"We cannot afford not to include them back in our society and make sure that their path of radicalization is changed, so they can be an active part of our society."
A Dedicated Bangladeshi Counter-Extremism Program
There are several potential legal and policy lessons that the Bangladesh can learn from these rehabilitation models which will be crucial in conceptualizing and implementing its own program. While the exact contours of such a program will certainly require further analysis and input from specialized partner organizations and experts, there are several foundational guidelines.
For instance, advisory panels of psychologists and other experts can help judges consider candidates for the program on a case-by-case basis, based on a number of aggravating and mitigating factors such as the nature and results of the activities they participated or attempted to participate in, the individual offender's' level of culpability, their socio-economic circumstances, the likelihood of danger they would pose to society, and demonstrations of remorse and willingness to reform. The program may even be used to treat Bangladeshis who attempt to join or are former members of international terrorist groups like Al-Qaeda and Daesh.

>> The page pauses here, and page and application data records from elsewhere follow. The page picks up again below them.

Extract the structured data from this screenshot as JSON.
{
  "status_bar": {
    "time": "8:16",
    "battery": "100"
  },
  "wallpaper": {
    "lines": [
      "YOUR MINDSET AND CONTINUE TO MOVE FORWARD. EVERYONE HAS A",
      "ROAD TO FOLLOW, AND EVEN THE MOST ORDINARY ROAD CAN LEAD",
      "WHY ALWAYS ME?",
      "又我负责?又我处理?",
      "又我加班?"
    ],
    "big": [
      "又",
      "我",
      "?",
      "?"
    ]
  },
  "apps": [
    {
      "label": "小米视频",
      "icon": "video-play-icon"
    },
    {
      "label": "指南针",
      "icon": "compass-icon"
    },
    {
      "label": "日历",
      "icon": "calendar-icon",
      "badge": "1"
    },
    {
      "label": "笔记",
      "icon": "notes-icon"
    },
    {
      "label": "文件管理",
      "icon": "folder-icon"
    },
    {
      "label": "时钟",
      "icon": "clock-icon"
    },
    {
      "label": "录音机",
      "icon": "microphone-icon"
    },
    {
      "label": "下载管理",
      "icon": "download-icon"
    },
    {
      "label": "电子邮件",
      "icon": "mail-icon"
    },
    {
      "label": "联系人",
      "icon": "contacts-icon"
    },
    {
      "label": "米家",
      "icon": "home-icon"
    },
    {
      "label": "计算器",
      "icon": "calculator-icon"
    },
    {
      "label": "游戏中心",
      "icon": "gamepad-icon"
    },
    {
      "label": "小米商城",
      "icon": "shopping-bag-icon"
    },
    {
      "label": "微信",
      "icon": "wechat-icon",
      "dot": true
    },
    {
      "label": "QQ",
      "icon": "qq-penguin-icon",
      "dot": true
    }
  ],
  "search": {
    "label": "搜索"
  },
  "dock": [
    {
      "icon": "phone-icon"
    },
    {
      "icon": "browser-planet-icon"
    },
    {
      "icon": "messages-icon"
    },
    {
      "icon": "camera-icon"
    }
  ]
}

A dedicated de-radicalization program will serve as a crucial alternative to Bangladesh's vastly overburdened and overused criminal justice system. Indeed British authorities recently announced that they will segregate imprisoned Muslim extremists from the general prisoner population due to prison staff being "ill-equipped to deal with the problem of radicalization behind bars." De-radicalization programs specifically solve this problem by creating a dual benefit of helping to prevent extremists from sharpening their criminal expertise while simultaneously stemming the radicalization of other prisoners.
These programs also provide a substantial incentive to surrender for both potential and active militants. They also give concerned family members and friends a specialized avenue for referring troubled individuals without fear of their loved ones enduring strenuous interrogations, torture, or imprisonment. In addition to the programs in Denmark and Saudi Arabia, there are additional programs in Algeria, Morocco, Indonesia, and Malaysia. The Bangladeshi government should carefully study and audit the programs to see which models (or which aspects from multiple models) would work best in a Bangladeshi context. A Manageable Ailment
There are no silver-bullet solutions to the pestilence of violent extremism and political violence, and it can't be accomplished overnight. Indeed all of the recommendations featured here are intended to serve as a means of continuing a national dialogue, and it is the guidance of the experts on the ground which should be heeded.
Yet working towards enacting concrete solutions on both an institutional and grassroots level is the right step. Violent extremism and political violence are not insurmountable crises. South Asia has endured centuries of foreign subjugation, the horrors of Partition, and sectarian and ethnic carnage. Muslim civilization has overcome seven Crusades, Genghis Khan's ravaging hordes, and the Bubonic Plague. The recent string of attacks in from Turkey to Malaysia--and especially the attack in Mecca--have galvanized the world against violent extremism in an unprecedented way. We can and will overcome Daesh, al Qaeda, and all of these anti-Muslim and unIslamic terrorists. Dedicated to the victims of the Gulshan attacks, and victims of terrorism and political violence everywhere.